___ Dataset entries ___

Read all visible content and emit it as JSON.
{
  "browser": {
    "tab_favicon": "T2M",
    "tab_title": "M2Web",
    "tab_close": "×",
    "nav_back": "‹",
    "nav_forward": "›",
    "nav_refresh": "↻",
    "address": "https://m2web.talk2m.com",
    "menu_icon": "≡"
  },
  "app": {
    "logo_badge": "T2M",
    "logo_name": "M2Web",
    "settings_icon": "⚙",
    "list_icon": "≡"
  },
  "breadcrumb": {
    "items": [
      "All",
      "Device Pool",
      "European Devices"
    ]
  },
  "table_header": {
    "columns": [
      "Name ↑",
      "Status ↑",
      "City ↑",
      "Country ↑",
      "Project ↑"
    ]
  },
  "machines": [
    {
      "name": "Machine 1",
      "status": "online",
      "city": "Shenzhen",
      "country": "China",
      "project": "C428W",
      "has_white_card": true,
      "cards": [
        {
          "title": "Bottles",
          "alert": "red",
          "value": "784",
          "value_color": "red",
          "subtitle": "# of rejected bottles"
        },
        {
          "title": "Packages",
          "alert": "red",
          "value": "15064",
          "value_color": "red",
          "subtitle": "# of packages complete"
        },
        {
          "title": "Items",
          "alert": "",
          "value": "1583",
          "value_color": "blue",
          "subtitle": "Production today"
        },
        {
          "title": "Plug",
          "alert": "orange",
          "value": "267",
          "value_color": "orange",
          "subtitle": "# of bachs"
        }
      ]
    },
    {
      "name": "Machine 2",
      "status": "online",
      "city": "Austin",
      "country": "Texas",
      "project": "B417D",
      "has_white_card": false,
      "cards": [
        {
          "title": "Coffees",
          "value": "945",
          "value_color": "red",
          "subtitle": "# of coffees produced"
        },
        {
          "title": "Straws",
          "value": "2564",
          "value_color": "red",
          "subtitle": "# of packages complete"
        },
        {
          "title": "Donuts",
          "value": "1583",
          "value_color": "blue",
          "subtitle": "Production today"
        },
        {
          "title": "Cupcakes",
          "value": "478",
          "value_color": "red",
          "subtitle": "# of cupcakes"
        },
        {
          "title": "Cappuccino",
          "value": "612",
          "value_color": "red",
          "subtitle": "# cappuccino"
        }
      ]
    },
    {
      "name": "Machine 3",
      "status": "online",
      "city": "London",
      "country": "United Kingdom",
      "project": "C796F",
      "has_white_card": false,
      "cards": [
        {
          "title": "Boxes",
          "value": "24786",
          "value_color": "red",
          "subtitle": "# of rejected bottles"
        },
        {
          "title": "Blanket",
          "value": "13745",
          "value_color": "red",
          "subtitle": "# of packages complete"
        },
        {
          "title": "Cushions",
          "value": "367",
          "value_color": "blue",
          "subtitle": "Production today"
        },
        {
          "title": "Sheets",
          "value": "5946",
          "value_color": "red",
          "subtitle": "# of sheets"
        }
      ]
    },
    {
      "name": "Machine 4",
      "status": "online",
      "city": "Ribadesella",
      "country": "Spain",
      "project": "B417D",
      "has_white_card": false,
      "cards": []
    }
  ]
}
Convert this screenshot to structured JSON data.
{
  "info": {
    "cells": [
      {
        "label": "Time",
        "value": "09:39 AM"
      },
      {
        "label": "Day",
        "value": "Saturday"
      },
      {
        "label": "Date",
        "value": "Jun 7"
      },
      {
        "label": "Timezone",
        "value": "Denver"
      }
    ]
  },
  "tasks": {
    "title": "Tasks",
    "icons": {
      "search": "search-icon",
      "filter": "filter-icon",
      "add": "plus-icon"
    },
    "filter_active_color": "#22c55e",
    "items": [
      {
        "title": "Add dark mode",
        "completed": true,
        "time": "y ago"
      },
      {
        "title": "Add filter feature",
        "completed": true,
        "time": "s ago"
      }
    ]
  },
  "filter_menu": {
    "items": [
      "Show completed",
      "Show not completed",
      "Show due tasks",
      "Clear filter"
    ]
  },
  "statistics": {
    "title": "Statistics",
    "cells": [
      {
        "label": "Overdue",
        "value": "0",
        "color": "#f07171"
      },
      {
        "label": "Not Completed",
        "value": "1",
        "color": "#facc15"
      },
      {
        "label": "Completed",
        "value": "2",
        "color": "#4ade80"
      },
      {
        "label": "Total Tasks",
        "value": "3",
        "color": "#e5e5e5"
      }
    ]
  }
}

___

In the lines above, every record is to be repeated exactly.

Read all visible content and emit it as JSON.
{
  "browser": {
    "tab_favicon": "T2M",
    "tab_title": "M2Web",
    "tab_close": "×",
    "nav_back": "‹",
    "nav_forward": "›",
    "nav_refresh": "↻",
    "address": "https://m2web.talk2m.com",
    "menu_icon": "≡"
  },
  "app": {
    "logo_badge": "T2M",
    "logo_name": "M2Web",
    "settings_icon": "⚙",
    "list_icon": "≡"
  },
  "breadcrumb": {
    "items": [
      "All",
      "Device Pool",
      "European Devices"
    ]
  },
  "table_header": {
    "columns": [
      "Name ↑",
      "Status ↑",
      "City ↑",
      "Country ↑",
      "Project ↑"
    ]
  },
  "machines": [
    {
      "name": "Machine 1",
      "status": "online",
      "city": "Shenzhen",
      "country": "China",
      "project": "C428W",
      "has_white_card": true,
      "cards": [
        {
          "title": "Bottles",
          "alert": "red",
          "value": "784",
          "value_color": "red",
          "subtitle": "# of rejected bottles"
        },
        {
          "title": "Packages",
          "alert": "red",
          "value": "15064",
          "value_color": "red",
          "subtitle": "# of packages complete"
        },
        {
          "title": "Items",
          "alert": "",
          "value": "1583",
          "value_color": "blue",
          "subtitle": "Production today"
        },
        {
          "title": "Plug",
          "alert": "orange",
          "value": "267",
          "value_color": "orange",
          "subtitle": "# of bachs"
        }
      ]
    },
    {
      "name": "Machine 2",
      "status": "online",
      "city": "Austin",
      "country": "Texas",
      "project": "B417D",
      "has_white_card": false,
      "cards": [
        {
          "title": "Coffees",
          "value": "945",
          "value_color": "red",
          "subtitle": "# of coffees produced"
        },
        {
          "title": "Straws",
          "value": "2564",
          "value_color": "red",
          "subtitle": "# of packages complete"
        },
        {
          "title": "Donuts",
          "value": "1583",
          "value_color": "blue",
          "subtitle": "Production today"
        },
        {
          "title": "Cupcakes",
          "value": "478",
          "value_color": "red",
          "subtitle": "# of cupcakes"
        },
        {
          "title": "Cappuccino",
          "value": "612",
          "value_color": "red",
          "subtitle": "# cappuccino"
        }
      ]
    },
    {
      "name": "Machine 3",
      "status": "online",
      "city": "London",
      "country": "United Kingdom",
      "project": "C796F",
      "has_white_card": false,
      "cards": [
        {
          "title": "Boxes",
          "value": "24786",
          "value_color": "red",
          "subtitle": "# of rejected bottles"
        },
        {
          "title": "Blanket",
          "value": "13745",
          "value_color": "red",
          "subtitle": "# of packages complete"
        },
        {
          "title": "Cushions",
          "value": "367",
          "value_color": "blue",
          "subtitle": "Production today"
        },
        {
          "title": "Sheets",
          "value": "5946",
          "value_color": "red",
          "subtitle": "# of sheets"
        }
      ]
    },
    {
      "name": "Machine 4",
      "status": "online",
      "city": "Ribadesella",
      "country": "Spain",
      "project": "B417D",
      "has_white_card": false,
      "cards": []
    }
  ]
}
Convert this screenshot to structured JSON data.
{
  "info": {
    "cells": [
      {
        "label": "Time",
        "value": "09:39 AM"
      },
      {
        "label": "Day",
        "value": "Saturday"
      },
      {
        "label": "Date",
        "value": "Jun 7"
      },
      {
        "label": "Timezone",
        "value": "Denver"
      }
    ]
  },
  "tasks": {
    "title": "Tasks",
    "icons": {
      "search": "search-icon",
      "filter": "filter-icon",
      "add": "plus-icon"
    },
    "filter_active_color": "#22c55e",
    "items": [
      {
        "title": "Add dark mode",
        "completed": true,
        "time": "y ago"
      },
      {
        "title": "Add filter feature",
        "completed": true,
        "time": "s ago"
      }
    ]
  },
  "filter_menu": {
    "items": [
      "Show completed",
      "Show not completed",
      "Show due tasks",
      "Clear filter"
    ]
  },
  "statistics": {
    "title": "Statistics",
    "cells": [
      {
        "label": "Overdue",
        "value": "0",
        "color": "#f07171"
      },
      {
        "label": "Not Completed",
        "value": "1",
        "color": "#facc15"
      },
      {
        "label": "Completed",
        "value": "2",
        "color": "#4ade80"
      },
      {
        "label": "Total Tasks",
        "value": "3",
        "color": "#e5e5e5"
      }
    ]
  }
}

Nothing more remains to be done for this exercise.